PST on High Ratio Insurance: Provincial sales tax (8% in Ontario) will be charged on high ratio insurance fees and must be paid upfront at closing (borrowers can add the insurance fee itself to their mortgage balance).
HST on New Home Purchases: While new home purchases that close after July 1, 2010, are subject to HST, all new home buyers qualify for a rebate which is calculated by lowering the provincial sales tax applied on the first $400,000 of the purchase price to 2% (resulting in a maximum rebate of $24,000). In some cases, builders are now including HST in the purchase price so be sure to clarify who pays before your closing date. (For details on the HST New Housing Rebate program, click here.)
Title Insurance (optional): While Title Insurance is not required, we strongly recommend that you buy it because it protects you against a wide range of risks, including fraud, forgery and title defects to name just a few.

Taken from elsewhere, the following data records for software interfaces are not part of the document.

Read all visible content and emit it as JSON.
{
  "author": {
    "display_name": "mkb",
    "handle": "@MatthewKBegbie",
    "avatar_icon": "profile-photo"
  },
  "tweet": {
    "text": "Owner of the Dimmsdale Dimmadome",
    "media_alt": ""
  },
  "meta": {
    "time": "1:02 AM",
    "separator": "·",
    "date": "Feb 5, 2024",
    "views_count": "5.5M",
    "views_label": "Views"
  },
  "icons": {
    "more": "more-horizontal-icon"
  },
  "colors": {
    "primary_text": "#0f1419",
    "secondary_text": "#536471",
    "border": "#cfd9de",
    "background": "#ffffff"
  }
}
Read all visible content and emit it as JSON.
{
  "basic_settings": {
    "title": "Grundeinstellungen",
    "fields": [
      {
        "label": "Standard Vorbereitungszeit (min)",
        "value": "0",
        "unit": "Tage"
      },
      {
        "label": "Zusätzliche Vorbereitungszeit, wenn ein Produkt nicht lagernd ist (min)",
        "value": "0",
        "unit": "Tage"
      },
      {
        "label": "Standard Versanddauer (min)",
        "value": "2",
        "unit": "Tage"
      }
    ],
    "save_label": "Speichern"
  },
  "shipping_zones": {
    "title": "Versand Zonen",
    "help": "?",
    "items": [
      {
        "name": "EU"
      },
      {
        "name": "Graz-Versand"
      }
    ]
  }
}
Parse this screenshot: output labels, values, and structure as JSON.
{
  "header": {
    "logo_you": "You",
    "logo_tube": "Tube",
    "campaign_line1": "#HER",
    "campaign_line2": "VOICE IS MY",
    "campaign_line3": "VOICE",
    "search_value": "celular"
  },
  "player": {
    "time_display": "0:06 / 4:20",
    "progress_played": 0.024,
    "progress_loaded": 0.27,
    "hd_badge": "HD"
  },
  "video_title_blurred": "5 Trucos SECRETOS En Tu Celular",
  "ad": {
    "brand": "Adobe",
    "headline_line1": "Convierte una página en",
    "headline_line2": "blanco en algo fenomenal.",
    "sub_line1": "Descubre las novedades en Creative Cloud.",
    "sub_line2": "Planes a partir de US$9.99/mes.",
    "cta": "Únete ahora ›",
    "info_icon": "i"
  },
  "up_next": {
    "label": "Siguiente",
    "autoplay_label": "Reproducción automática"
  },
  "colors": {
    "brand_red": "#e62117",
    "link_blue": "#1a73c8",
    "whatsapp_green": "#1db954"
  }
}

In addition, having Title Insurance eliminates otherwise required steps such as acquiring an up-to-date land survey (approx. $1000) and a Compliance letter (approx. $100).
To learn more about Title Insurance, contact your real estate lawyer or ask us and we would be happy to recommend one. You should estimate a cost of approximately $250 for a $500,000 home and add $1 for every additional $1,000 of the purchase price for this coverage.
New Home Warranty Program premiums: New home builders in Ontario are required to buy warranty coverage for each home they build, through Tarion Corporation. The coverage is good for one year and while many builders include the cost of this coverage in the sale price, some charge the premium back to the buyer separately as a part of the disbursements at closing.
The cost is calculated as portion of the purchase price and provincial and federal taxes are applied. As an example, the New Home Warranty premium for a $500,001 home would be $1,299.50 (For details on the New Home Warranty program, click here.) “
Dave could also have mentioned one time utility hook- up fees. Gail Vaz-Oxlade says “Service charges are applied to hook up utilities such as electricity, gas, and telephone service. Make sure you have a couple of hundred bucks set aside for this.”
CMHC’s estimate the total cost of your home purchase will help you keep track of them all.
A sincere big thanks to Dave Larock, the mortgage planner, for writing this material and many other interesting articles accessible at his website.